“They know I’m the commander,” Luke interrupted. “And I swore an oath to you.”

Serene’s face fell. “That is very true. Forgive me my prejudices; of course you’re more than capable of carrying this burden.”

So now everyone was unhappy, it was getting late, and a light but persistent and chilly rain was starting to fall. The squirrels were still watching them expectantly. They were furry. They could, apparently, wait all night.

“Right,” Elliot said, took Luke by the shoulders and pushed him back into the trees surrounding the clearing, so that when he lowered his voice it was almost like they were alone. Luke’s wings came up as they always did, shielding the two of them from the rain. “You can’t actually be taking this seriously?” He lowered his voice still further, just in case, because he was learned in the art of diplomacy. “They’re giant squirrels.”

Luke stared at him, damp and noble. “It’s an oath. Of course I’m taking it seriously.”

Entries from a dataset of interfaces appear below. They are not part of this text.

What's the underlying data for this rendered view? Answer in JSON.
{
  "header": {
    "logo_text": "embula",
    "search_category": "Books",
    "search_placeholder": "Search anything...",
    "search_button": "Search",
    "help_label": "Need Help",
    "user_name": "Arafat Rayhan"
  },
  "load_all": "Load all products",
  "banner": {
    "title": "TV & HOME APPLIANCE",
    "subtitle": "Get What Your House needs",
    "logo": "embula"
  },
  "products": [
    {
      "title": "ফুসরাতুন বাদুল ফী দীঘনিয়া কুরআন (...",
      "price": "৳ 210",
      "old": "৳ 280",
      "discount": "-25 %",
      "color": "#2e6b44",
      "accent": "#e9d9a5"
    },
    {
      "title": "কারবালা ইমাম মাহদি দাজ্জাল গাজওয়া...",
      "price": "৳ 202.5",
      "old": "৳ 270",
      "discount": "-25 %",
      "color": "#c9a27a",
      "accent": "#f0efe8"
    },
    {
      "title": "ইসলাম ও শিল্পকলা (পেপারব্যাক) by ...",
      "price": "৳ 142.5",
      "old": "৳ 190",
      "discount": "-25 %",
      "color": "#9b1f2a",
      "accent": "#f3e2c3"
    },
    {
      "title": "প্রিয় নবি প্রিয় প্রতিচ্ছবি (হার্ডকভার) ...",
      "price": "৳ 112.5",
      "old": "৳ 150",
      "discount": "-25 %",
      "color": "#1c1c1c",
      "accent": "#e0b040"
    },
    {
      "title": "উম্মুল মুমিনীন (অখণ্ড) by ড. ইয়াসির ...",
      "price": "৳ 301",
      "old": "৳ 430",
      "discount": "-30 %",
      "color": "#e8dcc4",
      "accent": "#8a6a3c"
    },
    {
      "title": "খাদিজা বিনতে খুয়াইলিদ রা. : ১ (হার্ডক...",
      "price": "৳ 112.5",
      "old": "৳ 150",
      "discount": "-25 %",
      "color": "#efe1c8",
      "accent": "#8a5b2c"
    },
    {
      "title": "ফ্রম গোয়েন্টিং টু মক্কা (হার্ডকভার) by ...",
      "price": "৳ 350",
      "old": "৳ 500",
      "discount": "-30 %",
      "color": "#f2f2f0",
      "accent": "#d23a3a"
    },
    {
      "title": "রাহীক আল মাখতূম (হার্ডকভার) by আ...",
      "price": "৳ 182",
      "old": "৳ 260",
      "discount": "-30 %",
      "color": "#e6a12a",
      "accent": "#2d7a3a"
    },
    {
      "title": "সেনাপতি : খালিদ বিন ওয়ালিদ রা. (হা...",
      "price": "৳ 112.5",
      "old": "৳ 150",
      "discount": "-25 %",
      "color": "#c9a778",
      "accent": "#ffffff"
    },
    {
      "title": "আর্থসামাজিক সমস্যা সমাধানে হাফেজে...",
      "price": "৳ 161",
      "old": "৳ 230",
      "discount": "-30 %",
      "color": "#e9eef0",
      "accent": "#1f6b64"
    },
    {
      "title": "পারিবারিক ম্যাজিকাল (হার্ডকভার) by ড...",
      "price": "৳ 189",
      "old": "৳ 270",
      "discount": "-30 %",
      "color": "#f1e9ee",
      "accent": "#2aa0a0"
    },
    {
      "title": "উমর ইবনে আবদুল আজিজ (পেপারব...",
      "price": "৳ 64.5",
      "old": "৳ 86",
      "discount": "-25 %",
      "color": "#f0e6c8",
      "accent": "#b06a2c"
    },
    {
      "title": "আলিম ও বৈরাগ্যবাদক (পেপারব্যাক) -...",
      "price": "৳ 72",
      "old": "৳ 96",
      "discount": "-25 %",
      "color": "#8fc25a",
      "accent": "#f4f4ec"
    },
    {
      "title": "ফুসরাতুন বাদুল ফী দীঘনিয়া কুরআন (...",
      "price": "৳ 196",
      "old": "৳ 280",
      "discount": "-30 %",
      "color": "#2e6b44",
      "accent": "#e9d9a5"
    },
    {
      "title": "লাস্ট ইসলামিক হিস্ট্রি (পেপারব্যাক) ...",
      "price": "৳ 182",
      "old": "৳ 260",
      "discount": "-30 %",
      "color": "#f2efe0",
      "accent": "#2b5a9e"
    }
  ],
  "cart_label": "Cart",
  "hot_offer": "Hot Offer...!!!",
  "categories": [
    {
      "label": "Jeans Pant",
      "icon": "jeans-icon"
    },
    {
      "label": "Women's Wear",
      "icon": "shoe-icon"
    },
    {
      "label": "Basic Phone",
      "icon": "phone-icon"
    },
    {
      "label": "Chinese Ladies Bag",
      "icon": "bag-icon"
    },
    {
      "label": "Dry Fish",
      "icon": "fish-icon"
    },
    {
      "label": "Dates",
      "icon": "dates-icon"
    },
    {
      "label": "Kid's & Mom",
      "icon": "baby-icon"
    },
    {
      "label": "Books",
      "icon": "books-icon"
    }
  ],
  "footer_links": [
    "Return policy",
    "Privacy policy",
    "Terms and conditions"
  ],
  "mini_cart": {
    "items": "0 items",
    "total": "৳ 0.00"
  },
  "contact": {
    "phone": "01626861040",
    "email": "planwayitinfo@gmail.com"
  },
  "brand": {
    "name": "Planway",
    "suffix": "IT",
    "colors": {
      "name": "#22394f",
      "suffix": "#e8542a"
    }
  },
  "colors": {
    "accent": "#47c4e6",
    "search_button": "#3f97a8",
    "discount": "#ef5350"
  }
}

Elliot sighed and half-consciously brushed a lock of blond hair, which wasn’t even frizzy, out of his stupid face. “Of course you are. So what about it is the problem?” He went back mentally over the very strict phrasing the squirrels had communicated to them. “‘I most solemnly swear my fealty to Chief’ – whatever it is – ‘that he shall be my liege lord, my sword arm shall never be upraised against him or his people, that of all I gather against the winter shall be paid a tithe to him’ – ooh, cultural detail – ‘that he shall be as the sole lode-star of my heart and my faith shall be pledged to his service and protection above all others, and that I shall follow him so long as we both shall live.’”

He finished a little more solemnly than he’d intended, the phrasing catching hold. Luke was shivering under his hands, and it was maybe not with the chill. “Okay,” Elliot went on, recovering, “it’s a bit flowery, and hey, I guess the squirrels must know about astronomy and/or navigation, but can’t you just promise all that, pro forma? That means…”

“I know what it means,” Luke said, like always, even though Elliot suspected that actually he didn’t. “And I can’t do it. It wouldn’t be true.”

“What, because your service is already pledged to defending the Border? They know about that; I’m sure they don’t mean that part literally.”

“No,” Luke said, and then he didn’t say anything else, in a way that Elliot would be an idiot not to see as entirely telling by now.

“Oh my God,” he said after a moment. Luke hung his head, and would have covered his face with his hands if Elliot hadn’t still been holding on to his shoulders. “Oh my God,” Elliot said. “I’m the lode-star of your heart.”

“Shut up,” Luke said, which wasn’t a no.

“Your faith is pledged to my service and protection above all others! You do realise that wreaks havoc on what our chain of command is supposed to be? And when did you actually swear this? Was it while I was asleep? Did you trace the lines of my innocently resting face and whisper promises by moonlight?”

Luke had gone stiff and scarlet, and it slowly dawned on Elliot that he had, in fact, been made whispered promises of fealty by moonlight, and his response to this was mockery, because he was an asshole.

“Hey,” he said, more softly, leaning his face down with Luke’s so he could bump their foreheads together under the sheltering wings. “You’re the lode-star of my heart too?”

Luke shook his head against his. “You’re the worst. Look, you – I know you don’t, you don’t see things that way, and that’s…”

“I’m following you, aren’t I?” Elliot said, because it was true. “I’m following you, in spite of my obvious issues with authority, because I think you’re worth following. Because I know you’ll always protect me, and I – with my admittedly very different skillset – will always protect you. Above all others.”

“Oh,” Luke said quietly, like he didn’t know, so Elliot had to tip his chin up and kiss him, slowly and thoroughly, just as though they didn’t have a clearing-full of their friends and expectant squirrels behind them. He thought he knew how he was going to get around the squirrels now. He’d figure out a lot more than that, for Luke.

“And for the record,” he said against Luke’s mouth, when they separated, “you can totally have all my nuts this winter,” and then Luke shook the rainwater off his wings onto Elliot’s head, which was probably about fair.